A leading evangelical theological college in the UK is standing by its decision to invite a prominent liberal clergyman and academic to preach in its chapel. That's despite criticism from the evangelical blogosphere.
Wycliffe Hall in Oxford is one of the more conservative evangelical training centres to offer studies for those seeking ordination to the Church of England. In common with many other Anglican institutions, it has a chapel and maintains a daily pattern of prayer and services. It isn't unusual for clergy or academics from other institutions to be invited to preach at chapels in Oxford.
Rev Professor Martyn Percy is Dean of Christ Church, Oxford – the City's Cathedral, as well as a college of Oxford University.
Percy has attracted the ire of conservatives (and even those who agree with him on full inclusion of non-celibate gay people) with his comments around sexuality. Just prior to the recent Primates' meeting, Percy criticised Archbishop Justin Welby's approach to sexuality and called on him to repent for the Church's treatment of gay people (which Welby did at the closing press conference).

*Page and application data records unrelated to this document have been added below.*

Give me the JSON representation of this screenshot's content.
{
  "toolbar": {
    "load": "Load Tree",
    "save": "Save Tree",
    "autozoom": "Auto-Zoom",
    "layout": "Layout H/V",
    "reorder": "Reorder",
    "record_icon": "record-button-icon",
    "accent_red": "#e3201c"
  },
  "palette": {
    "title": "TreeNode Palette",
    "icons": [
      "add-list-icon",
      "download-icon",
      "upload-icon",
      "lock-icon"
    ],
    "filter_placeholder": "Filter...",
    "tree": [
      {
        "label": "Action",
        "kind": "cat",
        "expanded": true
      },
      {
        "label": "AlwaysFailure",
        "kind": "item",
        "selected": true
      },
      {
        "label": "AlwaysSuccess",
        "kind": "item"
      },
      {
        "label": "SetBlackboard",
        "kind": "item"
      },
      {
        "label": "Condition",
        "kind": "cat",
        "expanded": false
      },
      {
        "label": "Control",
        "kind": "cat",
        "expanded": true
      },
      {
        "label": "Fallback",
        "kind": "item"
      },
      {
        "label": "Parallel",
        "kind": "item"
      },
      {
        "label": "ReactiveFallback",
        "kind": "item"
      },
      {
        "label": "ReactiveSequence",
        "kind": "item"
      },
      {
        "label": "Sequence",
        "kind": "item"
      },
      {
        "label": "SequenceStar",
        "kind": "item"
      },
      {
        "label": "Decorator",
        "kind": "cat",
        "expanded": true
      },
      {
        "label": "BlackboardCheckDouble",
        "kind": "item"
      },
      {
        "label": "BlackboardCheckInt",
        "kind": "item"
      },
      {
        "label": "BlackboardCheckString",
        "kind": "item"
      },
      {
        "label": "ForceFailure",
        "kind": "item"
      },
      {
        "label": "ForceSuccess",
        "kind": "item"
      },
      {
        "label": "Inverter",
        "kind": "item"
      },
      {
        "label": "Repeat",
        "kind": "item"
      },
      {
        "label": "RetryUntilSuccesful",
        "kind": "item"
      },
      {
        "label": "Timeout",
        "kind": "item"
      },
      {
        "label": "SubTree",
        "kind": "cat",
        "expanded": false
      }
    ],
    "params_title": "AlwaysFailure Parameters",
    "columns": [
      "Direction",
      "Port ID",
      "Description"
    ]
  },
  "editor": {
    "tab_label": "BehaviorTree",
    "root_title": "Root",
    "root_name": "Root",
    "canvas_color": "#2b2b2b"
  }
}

Rev Dr Michael Lloyd, Principal of Wycliffe Hall gave a statement to Christian Today which said, "Over the last couple of weeks, there has been a lot of comment on blogs and Facebook about the invitation to the Dean of Christ Church, Dr Martyn Percy, to preach in Wycliffe Hall Chapel. A lot of that comment has been ill-informed and, in particular, some of what I am reported to have said has been misquoted. So I wanted to put the record straight and reassure you that Wycliffe Hall and I continue to be committed to an Evangelical view of Scripture, and of doctrine and ethics; neither the Hall nor I has changed our doctrinal or moral position."
In addition to his views on sexuality, Percy has made other comments which have dismayed evangelicals, in particular his criticism of the Church of England's reform and renewal process.
Dr Lloyd also told Christian Today, "The original decision to invite Dean Percy was made with no agenda, and implies no endorsement of his recently-expressed views on the debate about human sexuality. Lest there be any misunderstanding, let me make it clear that I, personally, and Wycliffe Hall, corporately, stand full square behind the official teaching of the Church of England and the Anglican Communion, as expressed in Issues in Human Sexuality and Lambeth 1.10. I have been misquoted as saying that we can 'agree to disagree' on the issue of homosexuality. I never said that. What I did say, when speaking to our students, was two things: that I do realise that some will, in all good conscience, disagree with my decision not to un-invite Dean Percy, and that it is vital that Wycliffe should hold together in love, on the basis of our common commitment to Christ."
Wycliffe Hall has come through difficult times in the last decade. In 2007, 12 members of staff resigned over the leadership of the then principal, Richard Turnbull. He left in 2012 and was replaced a year later by Lloyd – who is widely considered to have revived the college's fortunes.